It’s the one dish to nuke your diet so far out of the water you’re going to need binoculars to see where it went.
It’s the one dish that, in my opinion, throws the entire Japanese diet into disequilibrium – one that most would consider the epitome of health and longevity. Ramen singlehandedly manages to shake all preconceived notions of the Japanese diet. It seems to exist to be a reminder that, underneath the glimmer and rosy-hued tint of squeaky cleanliness, an oddity lies, quite like Tonkatsu and Curry Rice, but none more sinful.
I shall call it the Japanese Paradox – inspired from the French Paradox (of a diet high in saturated fats but a lifespan among the top ten in the world).
Think about it. It’s a paradox! It’s baffling! The only ingredients that look remotely like dietary fibre in a bowl of ramen are the slivers of spring onions. That’s all! There should be a fourth level to the food pyramid, above all the sugary, fatty criminals. Ramen should be there – at the top.
But then there is Ichiran. And all I can say is thank heavens it’s all the way in Japan or I would bugger off the side of a building in self-despair and wanton gluttony.
I’m only saying this because, if Ichiran didn’t exist, keeping Ramen up there wouldn’t require much discipline. There just isn’t any other ramen that would make me tell my reasonable eating habits to have a vacation and never come back.
So, the usual situation: Freezing cold weather, and the prospect of having piping hot soup blipping away in the tummy.
The poison of choice: Ichiran Ramen.
I had it on my list, but with no address and barely any research on it. So when we stumbled across it on the way to Harajuku, we immediately spun around and made the detour up its steps at 11.30am before the lunch crowd poured in.
Now there is a process to Ichiran, but it’s not too difficult. Trust me.
1. Vending Machine: Choose your ramen, and any additional toppings you wish to have. (Please pick the tamago (egg). It was to die for.) Slot in your money, collect your ticket, and head on inside.
2. Direction Board of Vacant Seat (it is named as such, do not mock it): Check the board for seat vacancies. Green lights indicate vacant seats. Red indicates occupied seats.
3. Cubicle: Yes, you have a cubicle, do behave. You may unfold the partitioning if you must see your dining partner. Customise your ramen with the order sheet. Ask for an English one if it is not given to you. Choose your Flavour Strength, Richness, Garlic, Green Onion, Roast Pork Fillet, Secret Sauce (chilli), Noodle’s Tenderness. I would recommend one full clove of garlic, and firm noodles. Cross your fingers with the chilli. I liked mine Regular.
4. Hand Order Sheet Over To The Disembodied Hands Behind Your Screen: There are wait staff scuttling back and forth behind the screens. If that unsettles you, the appearance of your bowl of ramen should appease you.
I loved every bit of my bowl of ramen. It had one of the best – if not the best – creamy tonkatsu-based broths I have tasted.
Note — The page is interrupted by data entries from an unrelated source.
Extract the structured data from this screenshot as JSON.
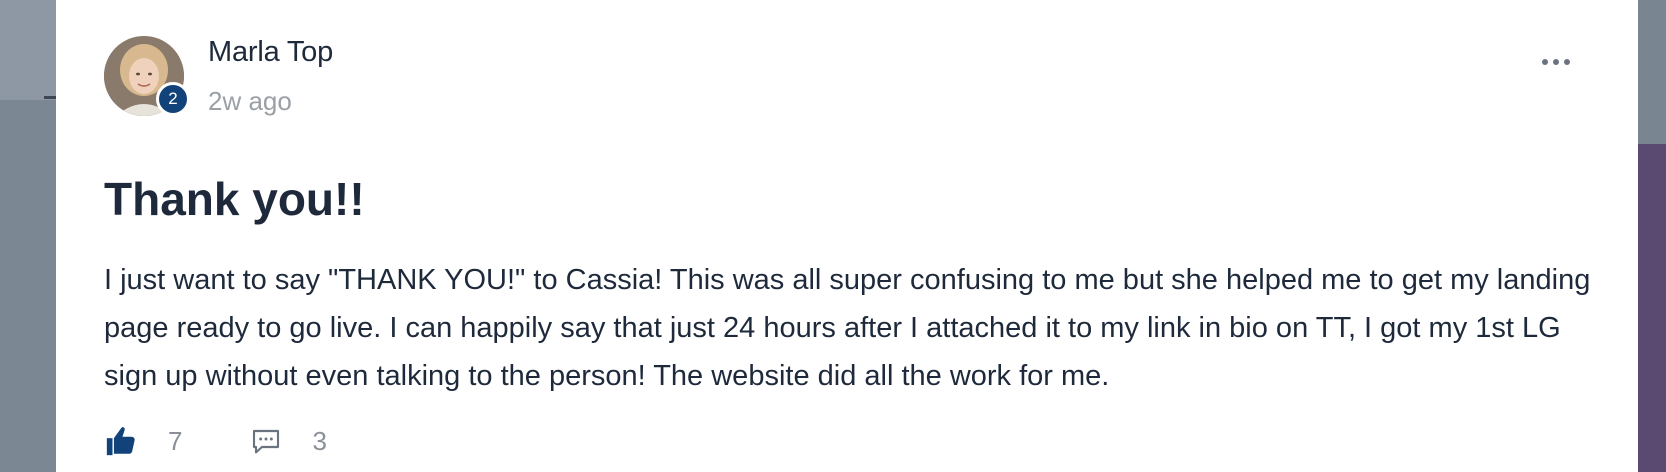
{
  "post": {
    "author": {
      "name": "Marla Top",
      "level": "2"
    },
    "time": "2w ago",
    "title": "Thank you!!",
    "body": "I just want to say \"THANK YOU!\" to Cassia! This was all super confusing to me but she helped me to get my landing page ready to go live. I can happily say that just 24 hours after I attached it to my link in bio on TT, I got my 1st LG sign up without even talking to the person! The website did all the work for me.",
    "likes": "7",
    "comments": "3"
  },
  "icons": {
    "menu": "more-horizontal-icon",
    "like": "thumbs-up-icon",
    "comment": "comment-icon"
  },
  "colors": {
    "badge": "#12427a",
    "like_icon": "#12427a",
    "text": "#1e2a3b",
    "muted": "#9aa0a6"
  }
}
My noodles came completely submerged in a generous portion of spicy soup. I was tearing and sniveling, and was probably a hideous sight to behold, but that’s what the partitions in your cubicles are for. They will not, however, give you privacy from the chorus of slurping all over the restaurant, so as with any other choir, you are expected to contribute to the chords.
Also, the tamago is served separate from the ramen, and still in its shell. I will let the picture speak for itself.
I was surprised that you can get additional noodles (buttons to order more are at your cubicle), but if you’re like me and found the broth absolutely divine, then you would have practically inhaled all of it. They do not give you additional broth, unfortunately. I polished off my bowl, and let me tell you that I do not polish off bowls of noodles. Ichiran was an experience of many firsts. I could rave, but I shan’t. Needless to say, this is ramen you mustn’t miss – not even on pain of death – when you’re in Tokyo.
Waddling out of the restaurant full and replete, we smugly squeezed past the snaking queue into the cold, stumbling down steps and feeling mightily invincible with the furnace in our bellies. Like I said previously, you can’t have this daily. Because feeling this luxurious every day would render the mysterious Japanese paradox void, and just be boring ol’ reality instead.
Address: Jinnan, Shibuya, Tokyo Prefecture, Japan